Dear Compliance Professional,
Recently the SEC tightened its rule on investment advisory performance fees by raising the net worth requirement for investors who pay performance fees and by excluding the value of the investor’s home from the net worth calculation.
This follows on the heels of the SEC excluding the value of an investor’s home from the net worth calculation when determining accredited investor status. Without making this change, there could have been instances when an investor would meet the (ostensibly) higher qualified client standard, but not the (ostensibly) less stringent accredited investor standard.
Under the SEC’s rule, registered investment advisers may charge clients performance fees if the client’s net worth or assets under management by the adviser meet certain dollar thresholds. Investors who meet the net worth or asset threshold are deemed to be “qualified clients,” able to bear the risks associated with performance fee arrangements.
The revised rule will require “qualified clients” to have at least $1 million of assets under management with the adviser, up from $750,000, or a net worth of at least $2 million, up from $1.5 million.
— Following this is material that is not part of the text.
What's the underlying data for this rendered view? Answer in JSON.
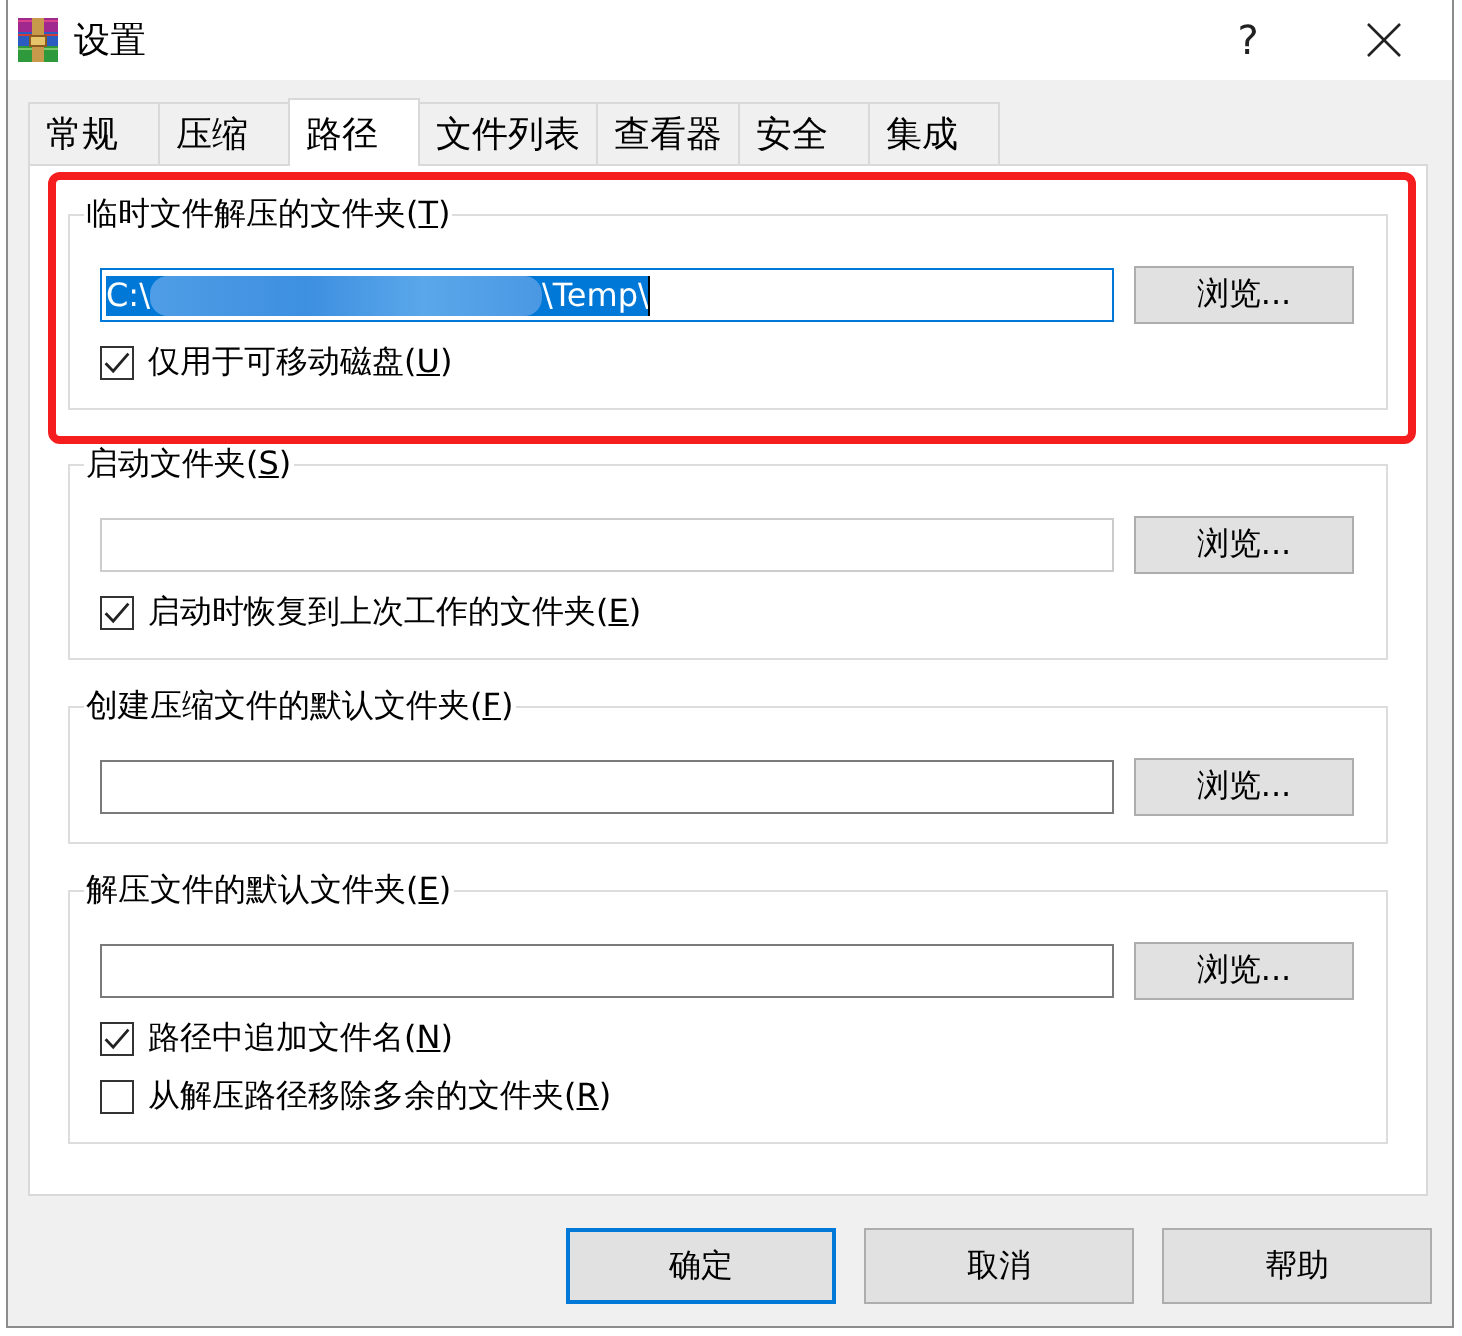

In addition, the revised rule will exclude the value of a client’s primary residence and certain property-related debts from the net worth calculation.
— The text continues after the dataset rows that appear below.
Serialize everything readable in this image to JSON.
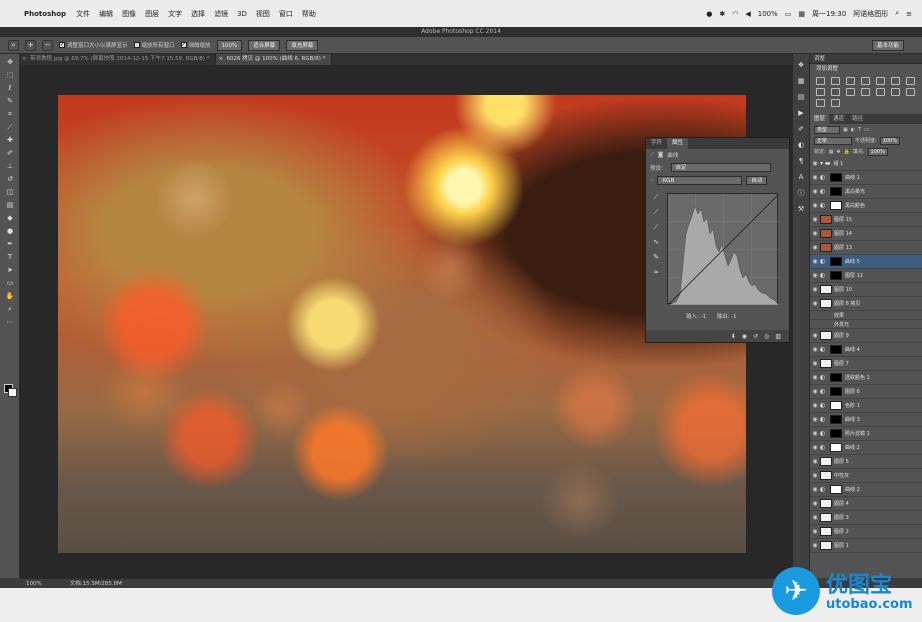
{
  "menubar": {
    "app": "Photoshop",
    "items": [
      "文件",
      "编辑",
      "图像",
      "图层",
      "文字",
      "选择",
      "滤镜",
      "3D",
      "视图",
      "窗口",
      "帮助"
    ],
    "battery": "100%",
    "clock": "周一19:30",
    "user": "阿诺格图形"
  },
  "window_title": "Adobe Photoshop CC 2014",
  "options": {
    "resize_windows": "调整窗口大小以满屏显示",
    "zoom_all": "缩放所有窗口",
    "scrubby": "细微缩放",
    "zoom_100": "100%",
    "fit_screen": "适合屏幕",
    "fill_screen": "填充屏幕",
    "workspace": "基本功能"
  },
  "tabs": [
    {
      "label": "带添教程.jpg @ 69.7% (屏幕快照 2014-12-15 下午7.15.59, RGB/8) *",
      "active": false
    },
    {
      "label": "6026 拷贝 @ 100% (曲线 6, RGB/8) *",
      "active": true
    }
  ],
  "properties": {
    "tab_chars": "字符",
    "tab_props": "属性",
    "type_label": "曲线",
    "preset_label": "预设：",
    "preset_value": "自定",
    "channel_value": "RGB",
    "auto_button": "自动",
    "input_label": "输入: -1",
    "output_label": "输出: -1"
  },
  "adjust_panel": {
    "header": "调整",
    "title": "添加调整"
  },
  "layers_panel": {
    "tabs": [
      "图层",
      "通道",
      "路径"
    ],
    "kind_label": "类型",
    "blend_mode": "正常",
    "opacity_label": "不透明度:",
    "opacity_value": "100%",
    "lock_label": "锁定:",
    "fill_label": "填充:",
    "fill_value": "100%",
    "layers": [
      {
        "name": "组 1",
        "kind": "group"
      },
      {
        "name": "曲线 1",
        "kind": "adjust"
      },
      {
        "name": "黑白柔光",
        "kind": "adjust"
      },
      {
        "name": "黑白颜色",
        "kind": "adjust"
      },
      {
        "name": "图层 15",
        "kind": "pixel"
      },
      {
        "name": "图层 14",
        "kind": "pixel"
      },
      {
        "name": "图层 13",
        "kind": "pixel"
      },
      {
        "name": "曲线 5",
        "kind": "adjust"
      },
      {
        "name": "图层 12",
        "kind": "adjust"
      },
      {
        "name": "图层 10",
        "kind": "pixel"
      },
      {
        "name": "图层 8 拷贝",
        "kind": "pixel"
      },
      {
        "name": "效果",
        "kind": "fx"
      },
      {
        "name": "外发光",
        "kind": "fx"
      },
      {
        "name": "图层 9",
        "kind": "pixel"
      },
      {
        "name": "曲线 4",
        "kind": "adjust"
      },
      {
        "name": "图层 7",
        "kind": "pixel"
      },
      {
        "name": "选取颜色 1",
        "kind": "adjust"
      },
      {
        "name": "图层 6",
        "kind": "adjust"
      },
      {
        "name": "色阶 1",
        "kind": "adjust"
      },
      {
        "name": "曲线 3",
        "kind": "adjust"
      },
      {
        "name": "照片滤镜 1",
        "kind": "adjust"
      },
      {
        "name": "曲线 2",
        "kind": "adjust"
      },
      {
        "name": "图层 5",
        "kind": "pixel"
      },
      {
        "name": "中性灰",
        "kind": "pixel"
      },
      {
        "name": "曲线 2",
        "kind": "adjust"
      },
      {
        "name": "图层 4",
        "kind": "pixel"
      },
      {
        "name": "图层 3",
        "kind": "pixel"
      },
      {
        "name": "图层 2",
        "kind": "pixel"
      },
      {
        "name": "图层 1",
        "kind": "pixel"
      }
    ]
  },
  "status": {
    "zoom": "100%",
    "doc_size": "文档:15.5M/285.8M"
  },
  "watermark": {
    "cn": "优图宝",
    "en": "utobao.com"
  },
  "colors": {
    "selection": "#3e5d80",
    "panel_bg": "#535353",
    "logo_blue": "#1a9be0"
  }
}
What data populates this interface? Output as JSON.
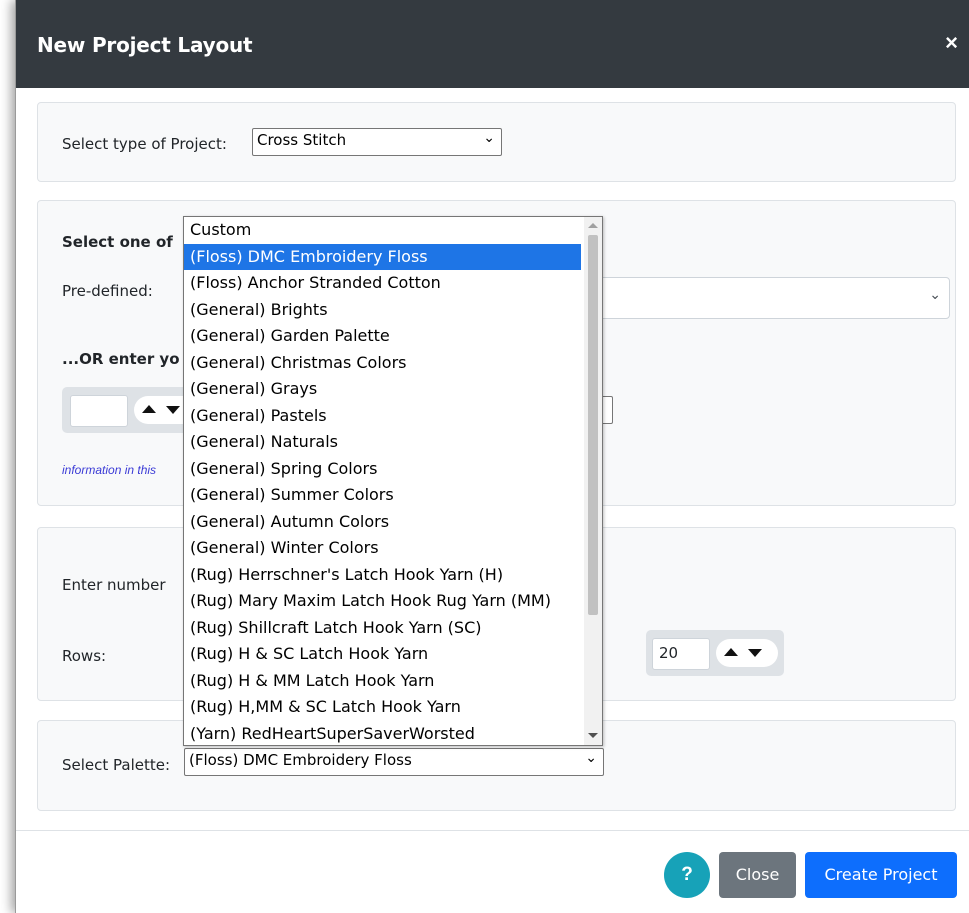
{
  "modal": {
    "title": "New Project Layout",
    "close_icon": "×"
  },
  "project_type": {
    "label": "Select type of Project:",
    "selected": "Cross Stitch"
  },
  "palette_section": {
    "heading": "Select one of",
    "predefined_label": "Pre-defined:",
    "or_heading": "...OR enter yo",
    "info_text": "information in this"
  },
  "size_section": {
    "enter_label": "Enter number",
    "rows_label": "Rows:",
    "rows_value": "20"
  },
  "select_palette": {
    "label": "Select Palette:",
    "selected": "(Floss) DMC Embroidery Floss"
  },
  "dropdown": {
    "options": [
      "Custom",
      "(Floss) DMC Embroidery Floss",
      "(Floss) Anchor Stranded Cotton",
      "(General) Brights",
      "(General) Garden Palette",
      "(General) Christmas Colors",
      "(General) Grays",
      "(General) Pastels",
      "(General) Naturals",
      "(General) Spring Colors",
      "(General) Summer Colors",
      "(General) Autumn Colors",
      "(General) Winter Colors",
      "(Rug) Herrschner's Latch Hook Yarn (H)",
      "(Rug) Mary Maxim Latch Hook Rug Yarn (MM)",
      "(Rug) Shillcraft Latch Hook Yarn (SC)",
      "(Rug) H & SC Latch Hook Yarn",
      "(Rug) H & MM Latch Hook Yarn",
      "(Rug) H,MM & SC Latch Hook Yarn",
      "(Yarn) RedHeartSuperSaverWorsted"
    ],
    "selected_index": 1
  },
  "footer": {
    "help_label": "?",
    "close_label": "Close",
    "create_label": "Create Project"
  },
  "icons": {
    "chevron": "chevron-down-icon",
    "stepper": "up-down-arrows-icon",
    "close": "close-icon"
  },
  "colors": {
    "header_bg": "#343a40",
    "primary": "#0d6efd",
    "secondary": "#6c757d",
    "info": "#17a2b8",
    "selected_option": "#1e75e6"
  }
}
A new grandfather provision to the performance fee rule will permit registered investment advisers to continue to charge clients performance fees if the clients were considered “qualified clients” before the rule changes. In addition, the grandfather provision will permit newly registering investment advisers to continue charging performance fees to those clients they were already charging performance fees.
Finally, the revised rule provides that every five years, the SEC will issue an order making inflation adjustments to the dollar thresholds used to determine whether an individual or company is a qualified client, as required by the Dodd-Frank Act.
The rule amendments will take effect 90 days after publication in the Federal Register, but investment advisers may rely on the grandfather provisions before then.
Click here to view the Final Rule Release in its entirety: